* _Task prompt_
An exact copy of every record, without the pictures, is what should come back.
····················
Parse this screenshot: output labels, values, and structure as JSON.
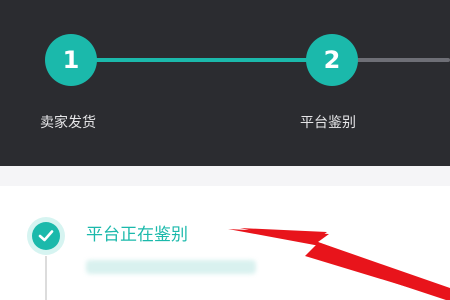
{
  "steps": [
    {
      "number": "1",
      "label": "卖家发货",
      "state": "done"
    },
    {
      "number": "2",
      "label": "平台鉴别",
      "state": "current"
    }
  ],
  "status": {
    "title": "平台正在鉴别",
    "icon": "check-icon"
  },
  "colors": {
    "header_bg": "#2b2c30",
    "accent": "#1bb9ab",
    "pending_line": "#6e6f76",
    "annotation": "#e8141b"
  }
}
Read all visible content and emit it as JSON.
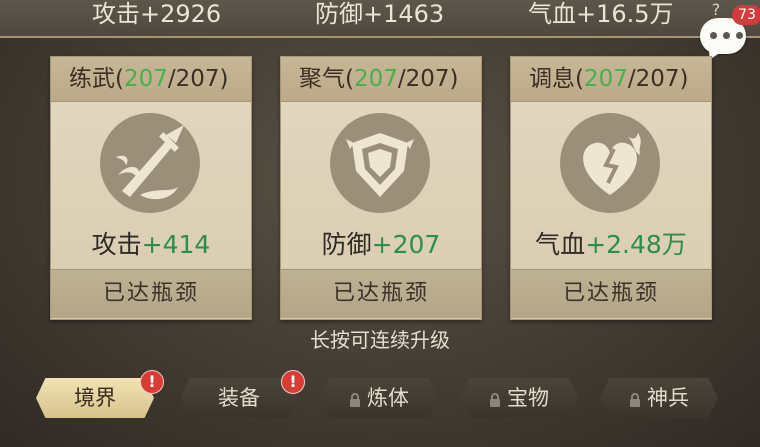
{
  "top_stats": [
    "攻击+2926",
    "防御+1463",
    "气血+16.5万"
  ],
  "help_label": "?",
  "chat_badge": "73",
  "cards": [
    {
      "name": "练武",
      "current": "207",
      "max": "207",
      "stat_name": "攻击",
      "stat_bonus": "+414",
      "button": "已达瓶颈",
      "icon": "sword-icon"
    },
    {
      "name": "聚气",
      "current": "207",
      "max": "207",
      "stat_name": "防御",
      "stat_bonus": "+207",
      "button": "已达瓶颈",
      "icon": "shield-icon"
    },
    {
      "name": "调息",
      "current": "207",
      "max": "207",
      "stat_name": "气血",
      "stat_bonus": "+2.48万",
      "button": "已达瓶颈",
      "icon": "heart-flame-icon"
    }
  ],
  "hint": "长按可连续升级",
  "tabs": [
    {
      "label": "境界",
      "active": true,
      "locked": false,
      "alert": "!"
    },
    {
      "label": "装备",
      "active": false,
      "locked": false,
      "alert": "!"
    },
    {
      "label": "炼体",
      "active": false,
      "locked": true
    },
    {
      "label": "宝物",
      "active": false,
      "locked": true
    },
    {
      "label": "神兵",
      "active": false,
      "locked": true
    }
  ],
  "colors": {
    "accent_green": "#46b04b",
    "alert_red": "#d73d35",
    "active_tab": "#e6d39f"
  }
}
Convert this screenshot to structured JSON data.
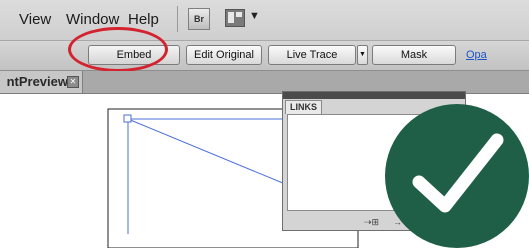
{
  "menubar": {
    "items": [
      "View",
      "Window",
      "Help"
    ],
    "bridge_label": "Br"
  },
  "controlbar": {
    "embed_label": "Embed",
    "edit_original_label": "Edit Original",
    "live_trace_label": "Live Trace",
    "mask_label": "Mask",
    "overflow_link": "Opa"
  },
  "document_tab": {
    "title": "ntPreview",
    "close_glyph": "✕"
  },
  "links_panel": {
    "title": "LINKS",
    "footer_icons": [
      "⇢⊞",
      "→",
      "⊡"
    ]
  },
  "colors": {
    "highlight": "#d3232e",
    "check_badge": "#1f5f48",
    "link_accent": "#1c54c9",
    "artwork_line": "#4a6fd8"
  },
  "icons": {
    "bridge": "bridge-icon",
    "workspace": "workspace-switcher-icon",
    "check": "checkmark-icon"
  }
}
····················
* _Finished exercise_
Parse this screenshot: output labels, values, and structure as JSON.
{
  "steps": [
    {
      "number": "1",
      "label": "卖家发货",
      "state": "done"
    },
    {
      "number": "2",
      "label": "平台鉴别",
      "state": "current"
    }
  ],
  "status": {
    "title": "平台正在鉴别",
    "icon": "check-icon"
  },
  "colors": {
    "header_bg": "#2b2c30",
    "accent": "#1bb9ab",
    "pending_line": "#6e6f76",
    "annotation": "#e8141b"
  }
}
Read all visible content and emit it as JSON.
{
  "top_stats": [
    "攻击+2926",
    "防御+1463",
    "气血+16.5万"
  ],
  "help_label": "?",
  "chat_badge": "73",
  "cards": [
    {
      "name": "练武",
      "current": "207",
      "max": "207",
      "stat_name": "攻击",
      "stat_bonus": "+414",
      "button": "已达瓶颈",
      "icon": "sword-icon"
    },
    {
      "name": "聚气",
      "current": "207",
      "max": "207",
      "stat_name": "防御",
      "stat_bonus": "+207",
      "button": "已达瓶颈",
      "icon": "shield-icon"
    },
    {
      "name": "调息",
      "current": "207",
      "max": "207",
      "stat_name": "气血",
      "stat_bonus": "+2.48万",
      "button": "已达瓶颈",
      "icon": "heart-flame-icon"
    }
  ],
  "hint": "长按可连续升级",
  "tabs": [
    {
      "label": "境界",
      "active": true,
      "locked": false,
      "alert": "!"
    },
    {
      "label": "装备",
      "active": false,
      "locked": false,
      "alert": "!"
    },
    {
      "label": "炼体",
      "active": false,
      "locked": true
    },
    {
      "label": "宝物",
      "active": false,
      "locked": true
    },
    {
      "label": "神兵",
      "active": false,
      "locked": true
    }
  ],
  "colors": {
    "accent_green": "#46b04b",
    "alert_red": "#d73d35",
    "active_tab": "#e6d39f"
  }
}
Convert this screenshot to structured JSON data.
{
  "menubar": {
    "items": [
      "View",
      "Window",
      "Help"
    ],
    "bridge_label": "Br"
  },
  "controlbar": {
    "embed_label": "Embed",
    "edit_original_label": "Edit Original",
    "live_trace_label": "Live Trace",
    "mask_label": "Mask",
    "overflow_link": "Opa"
  },
  "document_tab": {
    "title": "ntPreview",
    "close_glyph": "✕"
  },
  "links_panel": {
    "title": "LINKS",
    "footer_icons": [
      "⇢⊞",
      "→",
      "⊡"
    ]
  },
  "colors": {
    "highlight": "#d3232e",
    "check_badge": "#1f5f48",
    "link_accent": "#1c54c9",
    "artwork_line": "#4a6fd8"
  },
  "icons": {
    "bridge": "bridge-icon",
    "workspace": "workspace-switcher-icon",
    "check": "checkmark-icon"
  }
}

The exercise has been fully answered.